▶ **EXERCISE DIRECTIONS**:
The answer should consist of the full listing below, repeated exactly and free of pictures.

▶ **THE DATA**:
━━━━━━━━━━━━━━━━━━━━━━━━━━━━━━

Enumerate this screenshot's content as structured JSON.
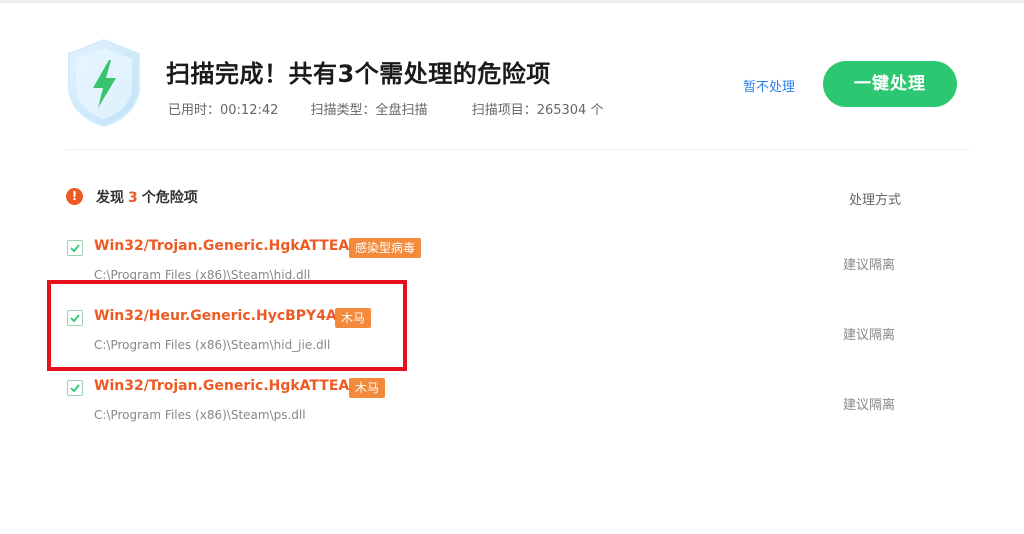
{
  "header": {
    "title": "扫描完成！共有3个需处理的危险项",
    "elapsed": "已用时：00:12:42",
    "scan_type": "扫描类型：全盘扫描",
    "scan_items": "扫描项目：265304 个",
    "ignore_label": "暂不处理",
    "fix_label": "一键处理"
  },
  "summary": {
    "prefix": "发现",
    "count": "3",
    "suffix": "个危险项",
    "method_header": "处理方式",
    "warn_glyph": "!"
  },
  "threats": [
    {
      "name": "Win32/Trojan.Generic.HgkATTEA",
      "tag": "感染型病毒",
      "path": "C:\\Program Files (x86)\\Steam\\hid.dll",
      "advice": "建议隔离",
      "checked": true
    },
    {
      "name": "Win32/Heur.Generic.HycBPY4A",
      "tag": "木马",
      "path": "C:\\Program Files (x86)\\Steam\\hid_jie.dll",
      "advice": "建议隔离",
      "checked": true
    },
    {
      "name": "Win32/Trojan.Generic.HgkATTEA",
      "tag": "木马",
      "path": "C:\\Program Files (x86)\\Steam\\ps.dll",
      "advice": "建议隔离",
      "checked": true
    }
  ],
  "colors": {
    "accent_green": "#2dc772",
    "danger_orange": "#ee5a24",
    "tag_orange": "#f3893a",
    "highlight_red": "#e8101b",
    "link_blue": "#2f80ed"
  }
}
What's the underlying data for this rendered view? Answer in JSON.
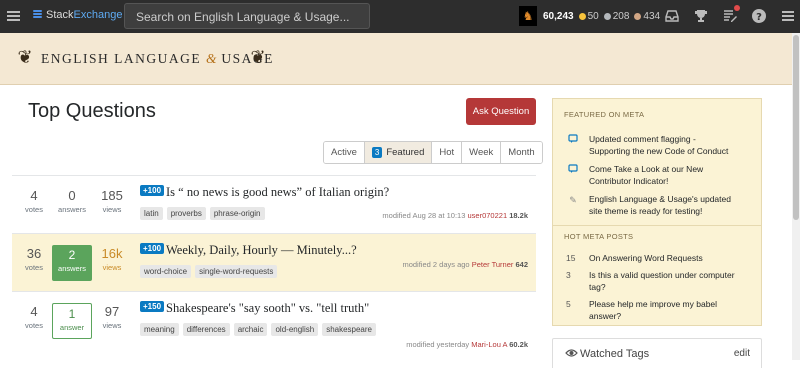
{
  "topbar": {
    "brand_prefix": "Stack",
    "brand_suffix": "Exchange",
    "search_placeholder": "Search on English Language & Usage...",
    "reputation": "60,243",
    "gold": "50",
    "silver": "208",
    "bronze": "434",
    "colors": {
      "gold": "#f7c33c",
      "silver": "#b4b8bc",
      "bronze": "#d1a684"
    }
  },
  "site": {
    "name_part1": "ENGLISH LANGUAGE",
    "amp": "&",
    "name_part2": "USAGE"
  },
  "main": {
    "title": "Top Questions",
    "ask_label": "Ask Question",
    "tabs": [
      {
        "label": "Active",
        "count": ""
      },
      {
        "label": "Featured",
        "count": "3"
      },
      {
        "label": "Hot",
        "count": ""
      },
      {
        "label": "Week",
        "count": ""
      },
      {
        "label": "Month",
        "count": ""
      }
    ],
    "questions": [
      {
        "votes": "4",
        "votes_label": "votes",
        "answers": "0",
        "answers_label": "answers",
        "views": "185",
        "views_label": "views",
        "bounty": "+100",
        "title": "Is “ no news is good news” of Italian origin?",
        "tags": [
          "latin",
          "proverbs",
          "phrase-origin"
        ],
        "modified": "modified Aug 28 at 10:13",
        "user": "user070221",
        "rep": "18.2k"
      },
      {
        "votes": "36",
        "votes_label": "votes",
        "answers": "2",
        "answers_label": "answers",
        "views": "16k",
        "views_label": "views",
        "bounty": "+100",
        "title": "Weekly, Daily, Hourly — Minutely...?",
        "tags": [
          "word-choice",
          "single-word-requests"
        ],
        "modified": "modified 2 days ago",
        "user": "Peter Turner",
        "rep": "642"
      },
      {
        "votes": "4",
        "votes_label": "votes",
        "answers": "1",
        "answers_label": "answer",
        "views": "97",
        "views_label": "views",
        "bounty": "+150",
        "title": "Shakespeare's \"say sooth\" vs. \"tell truth\"",
        "tags": [
          "meaning",
          "differences",
          "archaic",
          "old-english",
          "shakespeare"
        ],
        "modified": "modified yesterday",
        "user": "Mari-Lou A",
        "rep": "60.2k"
      }
    ]
  },
  "sidebar": {
    "featured_heading": "FEATURED ON META",
    "featured": [
      {
        "icon": "chat-icon",
        "lines": [
          "Updated comment flagging -",
          "Supporting the new Code of Conduct"
        ]
      },
      {
        "icon": "chat-icon",
        "lines": [
          "Come Take a Look at our New",
          "Contributor Indicator!"
        ]
      },
      {
        "icon": "pen-icon",
        "lines": [
          "English Language & Usage's updated",
          "site theme is ready for testing!"
        ]
      }
    ],
    "hot_heading": "HOT META POSTS",
    "hot": [
      {
        "count": "15",
        "lines": [
          "On Answering Word Requests"
        ]
      },
      {
        "count": "3",
        "lines": [
          "Is this a valid question under computer",
          "tag?"
        ]
      },
      {
        "count": "5",
        "lines": [
          "Please help me improve my babel",
          "answer?"
        ]
      }
    ],
    "watched_title": "Watched Tags",
    "watched_edit": "edit"
  }
}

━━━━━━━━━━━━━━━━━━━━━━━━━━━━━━

▶ **EXERCISE RESULT**:
Enumerate this screenshot's content as structured JSON.
{
  "header": {
    "title": "扫描完成！共有3个需处理的危险项",
    "elapsed": "已用时：00:12:42",
    "scan_type": "扫描类型：全盘扫描",
    "scan_items": "扫描项目：265304 个",
    "ignore_label": "暂不处理",
    "fix_label": "一键处理"
  },
  "summary": {
    "prefix": "发现",
    "count": "3",
    "suffix": "个危险项",
    "method_header": "处理方式",
    "warn_glyph": "!"
  },
  "threats": [
    {
      "name": "Win32/Trojan.Generic.HgkATTEA",
      "tag": "感染型病毒",
      "path": "C:\\Program Files (x86)\\Steam\\hid.dll",
      "advice": "建议隔离",
      "checked": true
    },
    {
      "name": "Win32/Heur.Generic.HycBPY4A",
      "tag": "木马",
      "path": "C:\\Program Files (x86)\\Steam\\hid_jie.dll",
      "advice": "建议隔离",
      "checked": true
    },
    {
      "name": "Win32/Trojan.Generic.HgkATTEA",
      "tag": "木马",
      "path": "C:\\Program Files (x86)\\Steam\\ps.dll",
      "advice": "建议隔离",
      "checked": true
    }
  ],
  "colors": {
    "accent_green": "#2dc772",
    "danger_orange": "#ee5a24",
    "tag_orange": "#f3893a",
    "highlight_red": "#e8101b",
    "link_blue": "#2f80ed"
  }
}
What's the underlying data for this rendered view? Answer in JSON.
{
  "topbar": {
    "brand_prefix": "Stack",
    "brand_suffix": "Exchange",
    "search_placeholder": "Search on English Language & Usage...",
    "reputation": "60,243",
    "gold": "50",
    "silver": "208",
    "bronze": "434",
    "colors": {
      "gold": "#f7c33c",
      "silver": "#b4b8bc",
      "bronze": "#d1a684"
    }
  },
  "site": {
    "name_part1": "ENGLISH LANGUAGE",
    "amp": "&",
    "name_part2": "USAGE"
  },
  "main": {
    "title": "Top Questions",
    "ask_label": "Ask Question",
    "tabs": [
      {
        "label": "Active",
        "count": ""
      },
      {
        "label": "Featured",
        "count": "3"
      },
      {
        "label": "Hot",
        "count": ""
      },
      {
        "label": "Week",
        "count": ""
      },
      {
        "label": "Month",
        "count": ""
      }
    ],
    "questions": [
      {
        "votes": "4",
        "votes_label": "votes",
        "answers": "0",
        "answers_label": "answers",
        "views": "185",
        "views_label": "views",
        "bounty": "+100",
        "title": "Is “ no news is good news” of Italian origin?",
        "tags": [
          "latin",
          "proverbs",
          "phrase-origin"
        ],
        "modified": "modified Aug 28 at 10:13",
        "user": "user070221",
        "rep": "18.2k"
      },
      {
        "votes": "36",
        "votes_label": "votes",
        "answers": "2",
        "answers_label": "answers",
        "views": "16k",
        "views_label": "views",
        "bounty": "+100",
        "title": "Weekly, Daily, Hourly — Minutely...?",
        "tags": [
          "word-choice",
          "single-word-requests"
        ],
        "modified": "modified 2 days ago",
        "user": "Peter Turner",
        "rep": "642"
      },
      {
        "votes": "4",
        "votes_label": "votes",
        "answers": "1",
        "answers_label": "answer",
        "views": "97",
        "views_label": "views",
        "bounty": "+150",
        "title": "Shakespeare's \"say sooth\" vs. \"tell truth\"",
        "tags": [
          "meaning",
          "differences",
          "archaic",
          "old-english",
          "shakespeare"
        ],
        "modified": "modified yesterday",
        "user": "Mari-Lou A",
        "rep": "60.2k"
      }
    ]
  },
  "sidebar": {
    "featured_heading": "FEATURED ON META",
    "featured": [
      {
        "icon": "chat-icon",
        "lines": [
          "Updated comment flagging -",
          "Supporting the new Code of Conduct"
        ]
      },
      {
        "icon": "chat-icon",
        "lines": [
          "Come Take a Look at our New",
          "Contributor Indicator!"
        ]
      },
      {
        "icon": "pen-icon",
        "lines": [
          "English Language & Usage's updated",
          "site theme is ready for testing!"
        ]
      }
    ],
    "hot_heading": "HOT META POSTS",
    "hot": [
      {
        "count": "15",
        "lines": [
          "On Answering Word Requests"
        ]
      },
      {
        "count": "3",
        "lines": [
          "Is this a valid question under computer",
          "tag?"
        ]
      },
      {
        "count": "5",
        "lines": [
          "Please help me improve my babel",
          "answer?"
        ]
      }
    ],
    "watched_title": "Watched Tags",
    "watched_edit": "edit"
  }
}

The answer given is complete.